-------- LISTED RECORDS --------

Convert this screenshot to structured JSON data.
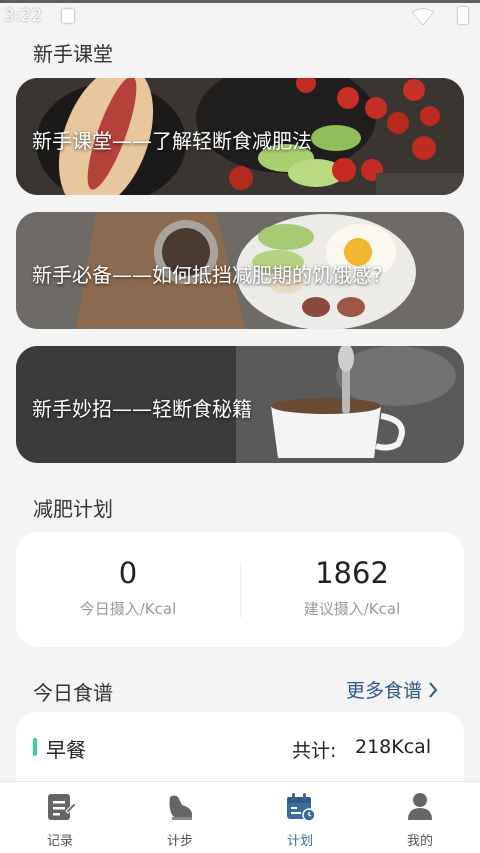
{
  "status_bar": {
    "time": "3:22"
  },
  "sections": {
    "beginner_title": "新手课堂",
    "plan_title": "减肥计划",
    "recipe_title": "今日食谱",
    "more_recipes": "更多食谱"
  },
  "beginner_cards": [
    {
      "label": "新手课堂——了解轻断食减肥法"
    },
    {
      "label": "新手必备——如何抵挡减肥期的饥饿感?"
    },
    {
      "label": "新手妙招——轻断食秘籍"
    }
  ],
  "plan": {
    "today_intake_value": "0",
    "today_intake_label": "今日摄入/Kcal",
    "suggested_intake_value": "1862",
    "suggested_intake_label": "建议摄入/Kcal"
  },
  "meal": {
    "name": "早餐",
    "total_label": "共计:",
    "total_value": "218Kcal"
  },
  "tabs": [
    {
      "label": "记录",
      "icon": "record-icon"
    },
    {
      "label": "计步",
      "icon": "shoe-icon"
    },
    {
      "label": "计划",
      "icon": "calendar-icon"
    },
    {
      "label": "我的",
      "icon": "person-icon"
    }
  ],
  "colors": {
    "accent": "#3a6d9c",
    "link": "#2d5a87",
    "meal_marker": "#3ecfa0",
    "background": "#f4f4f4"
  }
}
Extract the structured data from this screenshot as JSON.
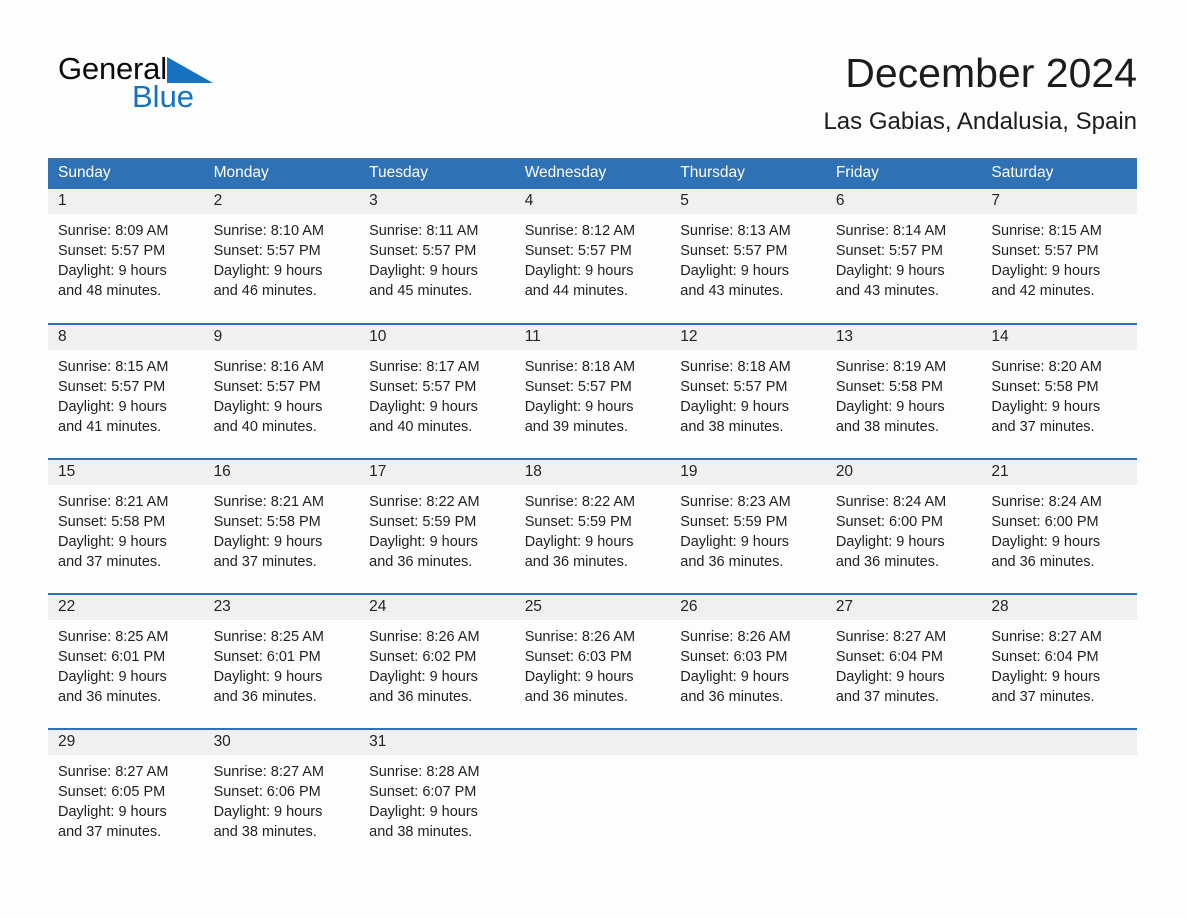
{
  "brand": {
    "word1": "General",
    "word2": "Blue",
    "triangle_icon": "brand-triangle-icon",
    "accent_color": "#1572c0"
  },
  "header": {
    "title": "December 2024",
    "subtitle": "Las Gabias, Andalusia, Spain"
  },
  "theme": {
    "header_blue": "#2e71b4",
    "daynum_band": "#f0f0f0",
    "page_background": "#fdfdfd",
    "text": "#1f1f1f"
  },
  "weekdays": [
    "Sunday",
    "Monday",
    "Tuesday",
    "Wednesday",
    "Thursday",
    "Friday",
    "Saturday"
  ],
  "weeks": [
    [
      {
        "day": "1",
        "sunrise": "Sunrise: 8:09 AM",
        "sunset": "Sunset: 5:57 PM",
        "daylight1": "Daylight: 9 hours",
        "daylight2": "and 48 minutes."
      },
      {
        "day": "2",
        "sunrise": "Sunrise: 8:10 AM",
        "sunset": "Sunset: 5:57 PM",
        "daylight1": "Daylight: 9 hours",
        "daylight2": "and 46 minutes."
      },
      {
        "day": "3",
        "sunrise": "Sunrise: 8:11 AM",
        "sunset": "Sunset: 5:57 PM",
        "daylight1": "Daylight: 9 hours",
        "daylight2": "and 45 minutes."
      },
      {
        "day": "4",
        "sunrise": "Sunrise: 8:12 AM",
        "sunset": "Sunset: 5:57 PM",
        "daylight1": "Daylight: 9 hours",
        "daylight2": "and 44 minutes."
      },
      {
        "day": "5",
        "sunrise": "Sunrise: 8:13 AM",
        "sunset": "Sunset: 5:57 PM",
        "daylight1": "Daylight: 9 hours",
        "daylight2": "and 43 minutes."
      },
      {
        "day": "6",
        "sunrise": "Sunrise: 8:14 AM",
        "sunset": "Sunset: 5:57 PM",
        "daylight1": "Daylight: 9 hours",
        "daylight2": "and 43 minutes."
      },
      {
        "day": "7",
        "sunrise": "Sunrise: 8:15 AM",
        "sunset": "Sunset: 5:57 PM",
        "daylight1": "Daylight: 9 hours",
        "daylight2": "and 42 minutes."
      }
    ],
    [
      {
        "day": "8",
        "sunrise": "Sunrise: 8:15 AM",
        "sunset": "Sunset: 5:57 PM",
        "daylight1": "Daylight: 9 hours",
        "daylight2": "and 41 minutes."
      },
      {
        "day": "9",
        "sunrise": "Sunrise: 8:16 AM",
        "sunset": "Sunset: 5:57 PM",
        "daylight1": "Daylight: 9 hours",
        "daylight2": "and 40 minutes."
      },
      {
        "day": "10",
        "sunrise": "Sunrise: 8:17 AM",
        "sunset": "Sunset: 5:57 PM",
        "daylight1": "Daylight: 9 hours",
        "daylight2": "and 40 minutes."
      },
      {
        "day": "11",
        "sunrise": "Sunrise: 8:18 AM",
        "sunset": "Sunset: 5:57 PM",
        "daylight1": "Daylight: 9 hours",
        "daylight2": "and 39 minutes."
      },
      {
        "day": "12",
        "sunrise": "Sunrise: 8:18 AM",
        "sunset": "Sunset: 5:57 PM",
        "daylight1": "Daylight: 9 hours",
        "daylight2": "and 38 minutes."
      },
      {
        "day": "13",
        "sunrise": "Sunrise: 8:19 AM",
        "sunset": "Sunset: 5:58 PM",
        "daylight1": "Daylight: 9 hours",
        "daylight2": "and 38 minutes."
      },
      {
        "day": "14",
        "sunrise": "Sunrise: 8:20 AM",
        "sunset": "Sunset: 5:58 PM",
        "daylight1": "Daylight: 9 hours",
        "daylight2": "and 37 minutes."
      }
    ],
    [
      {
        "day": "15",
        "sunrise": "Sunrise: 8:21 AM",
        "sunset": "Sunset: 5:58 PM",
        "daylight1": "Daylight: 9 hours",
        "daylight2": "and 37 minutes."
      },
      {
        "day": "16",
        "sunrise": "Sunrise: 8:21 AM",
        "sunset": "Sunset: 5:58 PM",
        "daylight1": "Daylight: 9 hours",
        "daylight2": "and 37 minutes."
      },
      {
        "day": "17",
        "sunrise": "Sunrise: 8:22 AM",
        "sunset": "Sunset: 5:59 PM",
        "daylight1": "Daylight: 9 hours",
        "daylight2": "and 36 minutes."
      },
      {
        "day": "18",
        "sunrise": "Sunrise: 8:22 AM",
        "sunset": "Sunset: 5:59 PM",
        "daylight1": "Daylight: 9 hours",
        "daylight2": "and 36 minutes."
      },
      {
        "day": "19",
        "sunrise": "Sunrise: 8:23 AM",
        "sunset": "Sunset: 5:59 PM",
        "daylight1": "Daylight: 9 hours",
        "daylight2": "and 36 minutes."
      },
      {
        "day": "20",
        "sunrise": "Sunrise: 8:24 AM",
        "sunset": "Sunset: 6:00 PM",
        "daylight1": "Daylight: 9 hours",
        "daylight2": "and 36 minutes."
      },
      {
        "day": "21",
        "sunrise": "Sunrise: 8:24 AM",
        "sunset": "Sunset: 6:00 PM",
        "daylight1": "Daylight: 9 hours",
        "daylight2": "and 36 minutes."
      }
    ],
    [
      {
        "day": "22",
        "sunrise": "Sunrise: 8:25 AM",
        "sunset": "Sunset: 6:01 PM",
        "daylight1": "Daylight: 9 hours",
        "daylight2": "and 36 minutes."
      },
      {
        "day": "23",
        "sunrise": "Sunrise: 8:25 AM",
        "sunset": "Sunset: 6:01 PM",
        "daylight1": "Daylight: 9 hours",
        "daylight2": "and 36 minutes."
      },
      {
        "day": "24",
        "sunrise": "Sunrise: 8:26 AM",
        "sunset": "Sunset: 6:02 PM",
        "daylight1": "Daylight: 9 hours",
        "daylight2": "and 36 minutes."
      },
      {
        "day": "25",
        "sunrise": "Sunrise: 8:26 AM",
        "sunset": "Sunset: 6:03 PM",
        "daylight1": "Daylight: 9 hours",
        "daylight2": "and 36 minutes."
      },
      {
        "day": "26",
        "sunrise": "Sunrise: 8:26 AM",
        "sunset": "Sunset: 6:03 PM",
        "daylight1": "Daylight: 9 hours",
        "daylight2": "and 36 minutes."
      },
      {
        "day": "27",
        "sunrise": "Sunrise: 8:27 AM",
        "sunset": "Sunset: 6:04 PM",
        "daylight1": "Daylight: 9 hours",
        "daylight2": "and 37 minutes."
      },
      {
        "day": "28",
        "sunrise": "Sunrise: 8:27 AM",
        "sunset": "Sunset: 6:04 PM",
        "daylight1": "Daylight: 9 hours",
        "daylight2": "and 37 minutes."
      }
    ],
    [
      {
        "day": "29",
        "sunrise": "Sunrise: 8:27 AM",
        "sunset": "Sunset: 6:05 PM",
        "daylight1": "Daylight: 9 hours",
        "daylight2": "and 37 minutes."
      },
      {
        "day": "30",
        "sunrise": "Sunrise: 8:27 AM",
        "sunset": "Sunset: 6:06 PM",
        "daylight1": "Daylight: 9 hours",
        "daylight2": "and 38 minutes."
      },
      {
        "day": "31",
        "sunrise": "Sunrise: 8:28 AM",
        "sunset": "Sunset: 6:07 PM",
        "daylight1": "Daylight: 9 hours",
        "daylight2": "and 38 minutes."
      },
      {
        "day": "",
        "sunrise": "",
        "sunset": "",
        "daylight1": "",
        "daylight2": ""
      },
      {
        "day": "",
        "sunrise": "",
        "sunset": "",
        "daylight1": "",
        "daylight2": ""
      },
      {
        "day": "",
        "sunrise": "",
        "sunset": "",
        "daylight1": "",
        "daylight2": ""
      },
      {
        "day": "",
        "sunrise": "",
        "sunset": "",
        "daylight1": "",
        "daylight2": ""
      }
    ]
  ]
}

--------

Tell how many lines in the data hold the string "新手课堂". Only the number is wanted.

* _ANSWER TO THE PROBLEM_: 2